* TASK DIRECTIONS
Would you give the entries below again in full, exactly as they stand?

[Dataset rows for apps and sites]
■ ■ ■

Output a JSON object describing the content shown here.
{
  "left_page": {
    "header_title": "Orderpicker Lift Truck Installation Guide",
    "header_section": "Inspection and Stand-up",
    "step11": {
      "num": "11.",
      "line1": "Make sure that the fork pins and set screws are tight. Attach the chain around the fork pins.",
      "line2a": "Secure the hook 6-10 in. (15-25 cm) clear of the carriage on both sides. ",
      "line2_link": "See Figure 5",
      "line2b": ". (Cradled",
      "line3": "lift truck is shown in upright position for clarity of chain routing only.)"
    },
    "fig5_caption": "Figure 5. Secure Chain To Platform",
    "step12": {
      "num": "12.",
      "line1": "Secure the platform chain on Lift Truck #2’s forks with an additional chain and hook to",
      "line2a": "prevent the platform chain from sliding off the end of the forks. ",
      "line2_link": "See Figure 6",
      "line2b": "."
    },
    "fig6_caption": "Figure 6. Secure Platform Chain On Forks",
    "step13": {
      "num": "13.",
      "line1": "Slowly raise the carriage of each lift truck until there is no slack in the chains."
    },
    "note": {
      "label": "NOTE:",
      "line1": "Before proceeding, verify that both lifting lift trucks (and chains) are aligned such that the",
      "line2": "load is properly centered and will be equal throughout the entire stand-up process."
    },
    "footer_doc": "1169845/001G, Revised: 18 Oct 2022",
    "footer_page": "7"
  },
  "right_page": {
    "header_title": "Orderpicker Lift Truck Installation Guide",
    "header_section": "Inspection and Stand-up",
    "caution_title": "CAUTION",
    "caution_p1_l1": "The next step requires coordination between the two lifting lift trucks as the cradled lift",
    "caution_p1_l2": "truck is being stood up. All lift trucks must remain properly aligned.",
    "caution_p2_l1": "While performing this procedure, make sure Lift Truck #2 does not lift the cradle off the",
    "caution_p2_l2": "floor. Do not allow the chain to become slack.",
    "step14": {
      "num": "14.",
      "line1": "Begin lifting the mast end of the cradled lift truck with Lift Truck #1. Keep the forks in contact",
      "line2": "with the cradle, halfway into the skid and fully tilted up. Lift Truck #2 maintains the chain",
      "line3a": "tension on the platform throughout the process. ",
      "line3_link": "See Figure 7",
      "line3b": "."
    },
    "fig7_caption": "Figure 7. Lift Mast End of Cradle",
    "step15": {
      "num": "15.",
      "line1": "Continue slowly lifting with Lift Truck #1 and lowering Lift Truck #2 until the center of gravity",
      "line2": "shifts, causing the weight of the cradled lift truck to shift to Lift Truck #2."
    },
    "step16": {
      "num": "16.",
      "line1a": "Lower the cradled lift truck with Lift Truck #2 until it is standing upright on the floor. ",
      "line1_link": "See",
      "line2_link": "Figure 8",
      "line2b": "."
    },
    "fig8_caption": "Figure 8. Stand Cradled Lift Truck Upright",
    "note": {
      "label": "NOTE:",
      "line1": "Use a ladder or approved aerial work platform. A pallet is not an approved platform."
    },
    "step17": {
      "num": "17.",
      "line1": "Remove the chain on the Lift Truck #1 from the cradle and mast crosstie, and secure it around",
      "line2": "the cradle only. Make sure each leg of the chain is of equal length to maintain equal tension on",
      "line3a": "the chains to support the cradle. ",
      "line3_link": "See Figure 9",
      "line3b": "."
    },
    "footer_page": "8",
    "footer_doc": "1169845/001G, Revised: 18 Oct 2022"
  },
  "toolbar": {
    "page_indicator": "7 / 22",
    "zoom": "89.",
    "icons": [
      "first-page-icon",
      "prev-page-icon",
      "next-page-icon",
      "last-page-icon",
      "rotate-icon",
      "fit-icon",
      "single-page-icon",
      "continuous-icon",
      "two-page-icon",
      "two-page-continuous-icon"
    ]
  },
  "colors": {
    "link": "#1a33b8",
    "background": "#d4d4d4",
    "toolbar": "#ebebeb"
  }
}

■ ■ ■

* SOLUTION TO THIS TASK
Output a JSON object describing the content shown here.
{
  "left_page": {
    "header_title": "Orderpicker Lift Truck Installation Guide",
    "header_section": "Inspection and Stand-up",
    "step11": {
      "num": "11.",
      "line1": "Make sure that the fork pins and set screws are tight. Attach the chain around the fork pins.",
      "line2a": "Secure the hook 6-10 in. (15-25 cm) clear of the carriage on both sides. ",
      "line2_link": "See Figure 5",
      "line2b": ". (Cradled",
      "line3": "lift truck is shown in upright position for clarity of chain routing only.)"
    },
    "fig5_caption": "Figure 5. Secure Chain To Platform",
    "step12": {
      "num": "12.",
      "line1": "Secure the platform chain on Lift Truck #2’s forks with an additional chain and hook to",
      "line2a": "prevent the platform chain from sliding off the end of the forks. ",
      "line2_link": "See Figure 6",
      "line2b": "."
    },
    "fig6_caption": "Figure 6. Secure Platform Chain On Forks",
    "step13": {
      "num": "13.",
      "line1": "Slowly raise the carriage of each lift truck until there is no slack in the chains."
    },
    "note": {
      "label": "NOTE:",
      "line1": "Before proceeding, verify that both lifting lift trucks (and chains) are aligned such that the",
      "line2": "load is properly centered and will be equal throughout the entire stand-up process."
    },
    "footer_doc": "1169845/001G, Revised: 18 Oct 2022",
    "footer_page": "7"
  },
  "right_page": {
    "header_title": "Orderpicker Lift Truck Installation Guide",
    "header_section": "Inspection and Stand-up",
    "caution_title": "CAUTION",
    "caution_p1_l1": "The next step requires coordination between the two lifting lift trucks as the cradled lift",
    "caution_p1_l2": "truck is being stood up. All lift trucks must remain properly aligned.",
    "caution_p2_l1": "While performing this procedure, make sure Lift Truck #2 does not lift the cradle off the",
    "caution_p2_l2": "floor. Do not allow the chain to become slack.",
    "step14": {
      "num": "14.",
      "line1": "Begin lifting the mast end of the cradled lift truck with Lift Truck #1. Keep the forks in contact",
      "line2": "with the cradle, halfway into the skid and fully tilted up. Lift Truck #2 maintains the chain",
      "line3a": "tension on the platform throughout the process. ",
      "line3_link": "See Figure 7",
      "line3b": "."
    },
    "fig7_caption": "Figure 7. Lift Mast End of Cradle",
    "step15": {
      "num": "15.",
      "line1": "Continue slowly lifting with Lift Truck #1 and lowering Lift Truck #2 until the center of gravity",
      "line2": "shifts, causing the weight of the cradled lift truck to shift to Lift Truck #2."
    },
    "step16": {
      "num": "16.",
      "line1a": "Lower the cradled lift truck with Lift Truck #2 until it is standing upright on the floor. ",
      "line1_link": "See",
      "line2_link": "Figure 8",
      "line2b": "."
    },
    "fig8_caption": "Figure 8. Stand Cradled Lift Truck Upright",
    "note": {
      "label": "NOTE:",
      "line1": "Use a ladder or approved aerial work platform. A pallet is not an approved platform."
    },
    "step17": {
      "num": "17.",
      "line1": "Remove the chain on the Lift Truck #1 from the cradle and mast crosstie, and secure it around",
      "line2": "the cradle only. Make sure each leg of the chain is of equal length to maintain equal tension on",
      "line3a": "the chains to support the cradle. ",
      "line3_link": "See Figure 9",
      "line3b": "."
    },
    "footer_page": "8",
    "footer_doc": "1169845/001G, Revised: 18 Oct 2022"
  },
  "toolbar": {
    "page_indicator": "7 / 22",
    "zoom": "89.",
    "icons": [
      "first-page-icon",
      "prev-page-icon",
      "next-page-icon",
      "last-page-icon",
      "rotate-icon",
      "fit-icon",
      "single-page-icon",
      "continuous-icon",
      "two-page-icon",
      "two-page-continuous-icon"
    ]
  },
  "colors": {
    "link": "#1a33b8",
    "background": "#d4d4d4",
    "toolbar": "#ebebeb"
  }
}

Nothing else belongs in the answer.